EXCERPTED RECORDS Block Start

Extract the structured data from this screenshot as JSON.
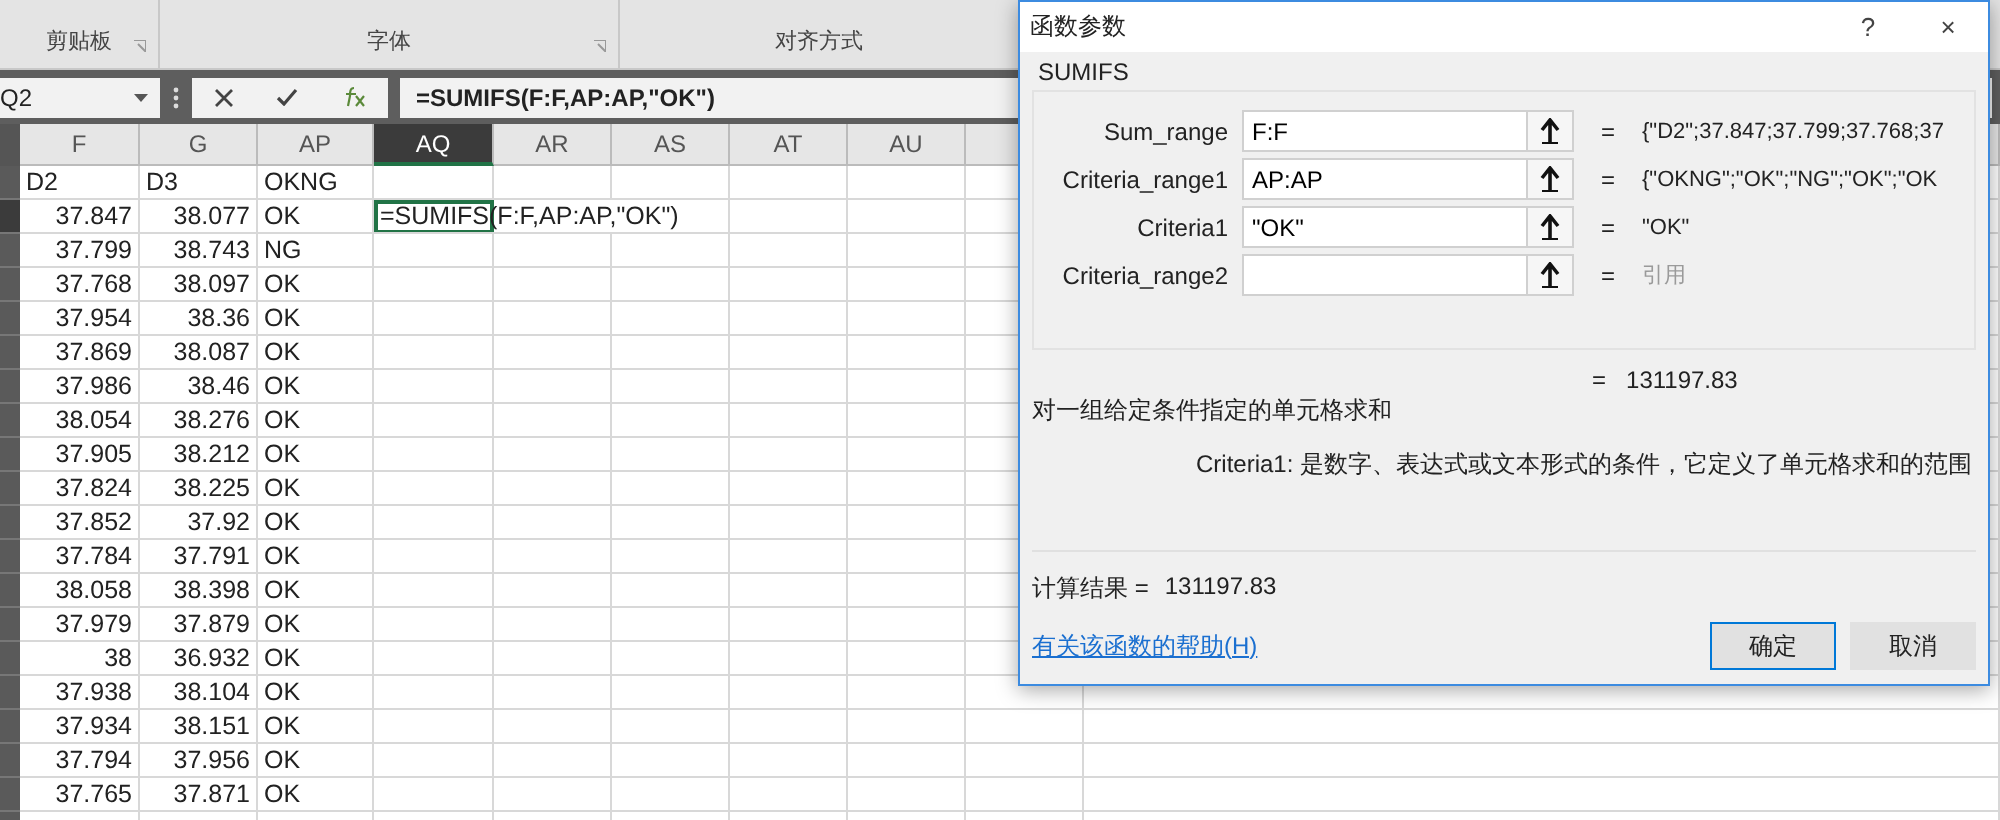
{
  "ribbon": {
    "groups": [
      {
        "label": "剪贴板",
        "launcher": true
      },
      {
        "label": "字体",
        "launcher": true
      },
      {
        "label": "对齐方式",
        "launcher": false
      }
    ]
  },
  "formula_bar": {
    "name_box": "Q2",
    "formula": "=SUMIFS(F:F,AP:AP,\"OK\")"
  },
  "sheet": {
    "columns": [
      {
        "label": "F",
        "kind": "number",
        "selected": false
      },
      {
        "label": "G",
        "kind": "number",
        "selected": false
      },
      {
        "label": "AP",
        "kind": "text",
        "selected": false
      },
      {
        "label": "AQ",
        "selected": true
      },
      {
        "label": "AR",
        "selected": false
      },
      {
        "label": "AS",
        "selected": false
      },
      {
        "label": "AT",
        "selected": false
      },
      {
        "label": "AU",
        "selected": false
      }
    ],
    "rows": [
      {
        "kind": "header",
        "selected": false,
        "cells": [
          "D2",
          "D3",
          "OKNG"
        ]
      },
      {
        "kind": "data",
        "selected": true,
        "cells": [
          "37.847",
          "38.077",
          "OK",
          "=SUMIFS(F:F,AP:AP,\"OK\")"
        ]
      },
      {
        "kind": "data",
        "selected": false,
        "cells": [
          "37.799",
          "38.743",
          "NG"
        ]
      },
      {
        "kind": "data",
        "selected": false,
        "cells": [
          "37.768",
          "38.097",
          "OK"
        ]
      },
      {
        "kind": "data",
        "selected": false,
        "cells": [
          "37.954",
          "38.36",
          "OK"
        ]
      },
      {
        "kind": "data",
        "selected": false,
        "cells": [
          "37.869",
          "38.087",
          "OK"
        ]
      },
      {
        "kind": "data",
        "selected": false,
        "cells": [
          "37.986",
          "38.46",
          "OK"
        ]
      },
      {
        "kind": "data",
        "selected": false,
        "cells": [
          "38.054",
          "38.276",
          "OK"
        ]
      },
      {
        "kind": "data",
        "selected": false,
        "cells": [
          "37.905",
          "38.212",
          "OK"
        ]
      },
      {
        "kind": "data",
        "selected": false,
        "cells": [
          "37.824",
          "38.225",
          "OK"
        ]
      },
      {
        "kind": "data",
        "selected": false,
        "cells": [
          "37.852",
          "37.92",
          "OK"
        ]
      },
      {
        "kind": "data",
        "selected": false,
        "cells": [
          "37.784",
          "37.791",
          "OK"
        ]
      },
      {
        "kind": "data",
        "selected": false,
        "cells": [
          "38.058",
          "38.398",
          "OK"
        ]
      },
      {
        "kind": "data",
        "selected": false,
        "cells": [
          "37.979",
          "37.879",
          "OK"
        ]
      },
      {
        "kind": "data",
        "selected": false,
        "cells": [
          "38",
          "36.932",
          "OK"
        ]
      },
      {
        "kind": "data",
        "selected": false,
        "cells": [
          "37.938",
          "38.104",
          "OK"
        ]
      },
      {
        "kind": "data",
        "selected": false,
        "cells": [
          "37.934",
          "38.151",
          "OK"
        ]
      },
      {
        "kind": "data",
        "selected": false,
        "cells": [
          "37.794",
          "37.956",
          "OK"
        ]
      },
      {
        "kind": "data",
        "selected": false,
        "cells": [
          "37.765",
          "37.871",
          "OK"
        ]
      }
    ]
  },
  "dialog": {
    "title": "函数参数",
    "help": "?",
    "close": "×",
    "function": "SUMIFS",
    "arguments": [
      {
        "label": "Sum_range",
        "value": "F:F",
        "result": "{\"D2\";37.847;37.799;37.768;37",
        "muted": false
      },
      {
        "label": "Criteria_range1",
        "value": "AP:AP",
        "result": "{\"OKNG\";\"OK\";\"NG\";\"OK\";\"OK",
        "muted": false
      },
      {
        "label": "Criteria1",
        "value": "\"OK\"",
        "result": "\"OK\"",
        "muted": false
      },
      {
        "label": "Criteria_range2",
        "result": "引用",
        "muted": true
      }
    ],
    "equals": "=",
    "total": "131197.83",
    "description": "对一组给定条件指定的单元格求和",
    "argument_help": "Criteria1:  是数字、表达式或文本形式的条件，它定义了单元格求和的范围",
    "result_label": "计算结果 =",
    "result": "131197.83",
    "help_link": "有关该函数的帮助(H)",
    "buttons": [
      {
        "label": "确定",
        "selected": true
      },
      {
        "label": "取消",
        "selected": false
      }
    ]
  }
}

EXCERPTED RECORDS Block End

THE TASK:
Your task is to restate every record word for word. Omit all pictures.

SOLUTION TO THE EXERCISE:
Extract the structured data from this screenshot as JSON.
{
  "ribbon": {
    "groups": [
      {
        "label": "剪贴板",
        "launcher": true
      },
      {
        "label": "字体",
        "launcher": true
      },
      {
        "label": "对齐方式",
        "launcher": false
      }
    ]
  },
  "formula_bar": {
    "name_box": "Q2",
    "formula": "=SUMIFS(F:F,AP:AP,\"OK\")"
  },
  "sheet": {
    "columns": [
      {
        "label": "F",
        "kind": "number",
        "selected": false
      },
      {
        "label": "G",
        "kind": "number",
        "selected": false
      },
      {
        "label": "AP",
        "kind": "text",
        "selected": false
      },
      {
        "label": "AQ",
        "selected": true
      },
      {
        "label": "AR",
        "selected": false
      },
      {
        "label": "AS",
        "selected": false
      },
      {
        "label": "AT",
        "selected": false
      },
      {
        "label": "AU",
        "selected": false
      }
    ],
    "rows": [
      {
        "kind": "header",
        "selected": false,
        "cells": [
          "D2",
          "D3",
          "OKNG"
        ]
      },
      {
        "kind": "data",
        "selected": true,
        "cells": [
          "37.847",
          "38.077",
          "OK",
          "=SUMIFS(F:F,AP:AP,\"OK\")"
        ]
      },
      {
        "kind": "data",
        "selected": false,
        "cells": [
          "37.799",
          "38.743",
          "NG"
        ]
      },
      {
        "kind": "data",
        "selected": false,
        "cells": [
          "37.768",
          "38.097",
          "OK"
        ]
      },
      {
        "kind": "data",
        "selected": false,
        "cells": [
          "37.954",
          "38.36",
          "OK"
        ]
      },
      {
        "kind": "data",
        "selected": false,
        "cells": [
          "37.869",
          "38.087",
          "OK"
        ]
      },
      {
        "kind": "data",
        "selected": false,
        "cells": [
          "37.986",
          "38.46",
          "OK"
        ]
      },
      {
        "kind": "data",
        "selected": false,
        "cells": [
          "38.054",
          "38.276",
          "OK"
        ]
      },
      {
        "kind": "data",
        "selected": false,
        "cells": [
          "37.905",
          "38.212",
          "OK"
        ]
      },
      {
        "kind": "data",
        "selected": false,
        "cells": [
          "37.824",
          "38.225",
          "OK"
        ]
      },
      {
        "kind": "data",
        "selected": false,
        "cells": [
          "37.852",
          "37.92",
          "OK"
        ]
      },
      {
        "kind": "data",
        "selected": false,
        "cells": [
          "37.784",
          "37.791",
          "OK"
        ]
      },
      {
        "kind": "data",
        "selected": false,
        "cells": [
          "38.058",
          "38.398",
          "OK"
        ]
      },
      {
        "kind": "data",
        "selected": false,
        "cells": [
          "37.979",
          "37.879",
          "OK"
        ]
      },
      {
        "kind": "data",
        "selected": false,
        "cells": [
          "38",
          "36.932",
          "OK"
        ]
      },
      {
        "kind": "data",
        "selected": false,
        "cells": [
          "37.938",
          "38.104",
          "OK"
        ]
      },
      {
        "kind": "data",
        "selected": false,
        "cells": [
          "37.934",
          "38.151",
          "OK"
        ]
      },
      {
        "kind": "data",
        "selected": false,
        "cells": [
          "37.794",
          "37.956",
          "OK"
        ]
      },
      {
        "kind": "data",
        "selected": false,
        "cells": [
          "37.765",
          "37.871",
          "OK"
        ]
      }
    ]
  },
  "dialog": {
    "title": "函数参数",
    "help": "?",
    "close": "×",
    "function": "SUMIFS",
    "arguments": [
      {
        "label": "Sum_range",
        "value": "F:F",
        "result": "{\"D2\";37.847;37.799;37.768;37",
        "muted": false
      },
      {
        "label": "Criteria_range1",
        "value": "AP:AP",
        "result": "{\"OKNG\";\"OK\";\"NG\";\"OK\";\"OK",
        "muted": false
      },
      {
        "label": "Criteria1",
        "value": "\"OK\"",
        "result": "\"OK\"",
        "muted": false
      },
      {
        "label": "Criteria_range2",
        "result": "引用",
        "muted": true
      }
    ],
    "equals": "=",
    "total": "131197.83",
    "description": "对一组给定条件指定的单元格求和",
    "argument_help": "Criteria1:  是数字、表达式或文本形式的条件，它定义了单元格求和的范围",
    "result_label": "计算结果 =",
    "result": "131197.83",
    "help_link": "有关该函数的帮助(H)",
    "buttons": [
      {
        "label": "确定",
        "selected": true
      },
      {
        "label": "取消",
        "selected": false
      }
    ]
  }
}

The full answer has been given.